This comes at a steep cost.
“Poor sleep has been associated with increased levels of stress, diabetes, heart conditions, [high] blood pressure, attention lapses, [reduced] motivation and [lower] productivity,” says Sean Kerklaan, CEO of Fatigue Science, a company that has devised fatigue management technology that’s used by corporations, professional sports teams and military units.
A recent study showed that 76 percent of US workers surveyed feel tired many days of the week, while 15 percent fall asleep during the day at least once per week.
“When people are feeling groggy, when they can’t get out of bed, they end up taking more sick days,” says naturopathic doctor Chris Habib. “They can’t function, so they find their capacity for work has decreased. They’re less productive. They’re quicker to anger, and they have a shorter fuse. They find their capacity for social interaction has decreased.

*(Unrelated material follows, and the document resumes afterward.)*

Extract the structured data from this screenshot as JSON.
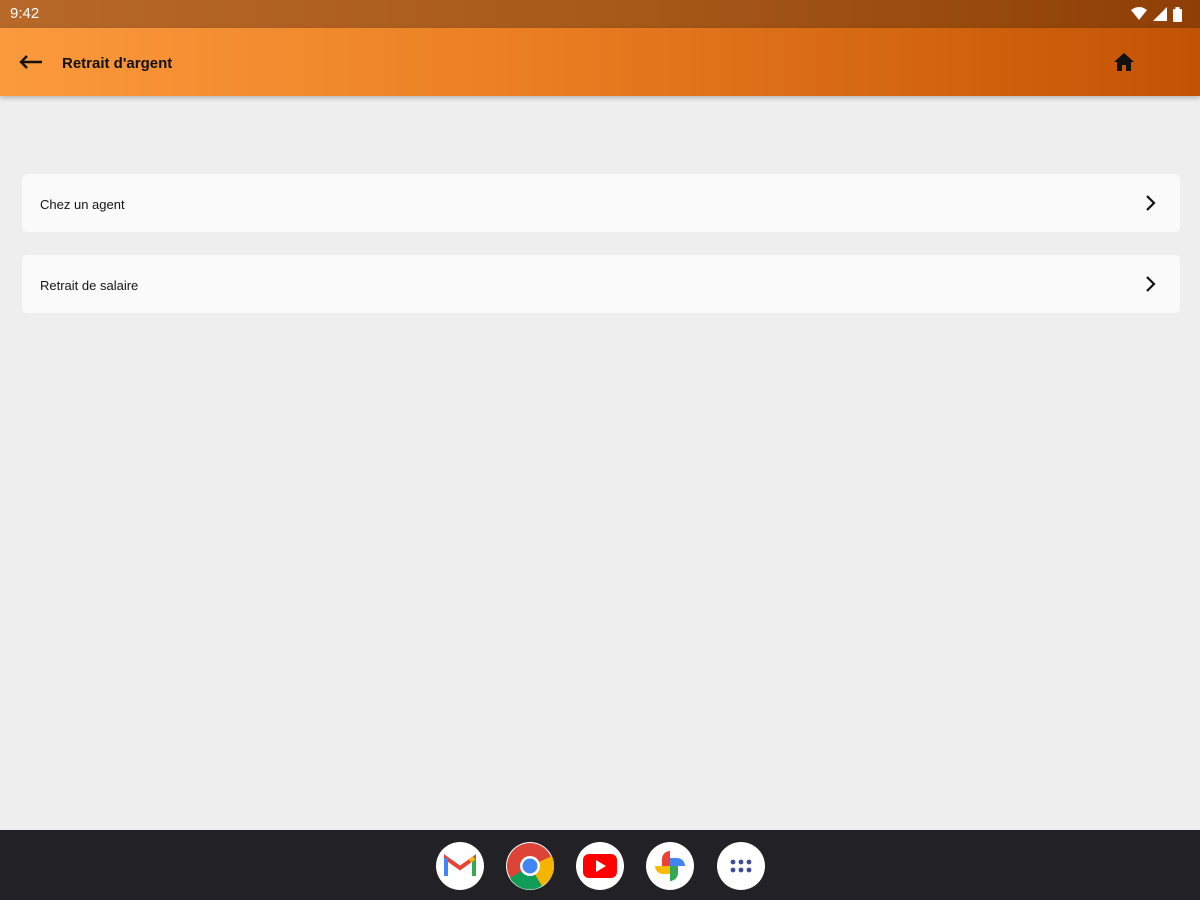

As a result of all that, they’re more exhausted and more stressed, and it’s a cycle that feeds on itself negatively.”
Sleep and health
“I frequently see people whose lack of sleep is causing health issues and vice versa,” says Habib. “Sleep is such an important component of mental health. A lot of people who have insomnia end up suffering from depression or anxiety as a result … and a lot of people with anxiety will wake up in the middle of the night, and all they can think of is work.”
The good news is that improved sleep means enhanced health.
Strategies to improve your sleep
Practise sleep hygiene
This involves avoiding caffeine, nicotine and alcohol, especially in the evenings; ensuring that your bed is only used for sleeping or sex; getting physical activity during the day and not doing anything stressful in the bedroom, says Habib.
“It’s good to have a nighttime routine; make sure you wind down,” he says.
Avoid screen time before bed
Power down televisions, laptops, cellphones and other mobile devices at least half an hour before you go to sleep.
“There should be no electronic media in the bedroom,” says Atul Khullar, medical director of a sleep clinic. “The phone is the worst. People end up texting or using it as an alarm clock, but it’s very distracting. The light emitted from these devices can keep us awake.”
Don’t lie awake
“Stop watching the clock,” Khullar says. “If you’re awake, you should be getting up. Sit quietly somewhere else and do something very boring. Go back to bed when you feel tired.”
Rein in worries
If anxiety is preventing you from falling asleep or is waking you up in the middle of the night, Habib says approaches like meditation, deep breathing and mindfulness can help.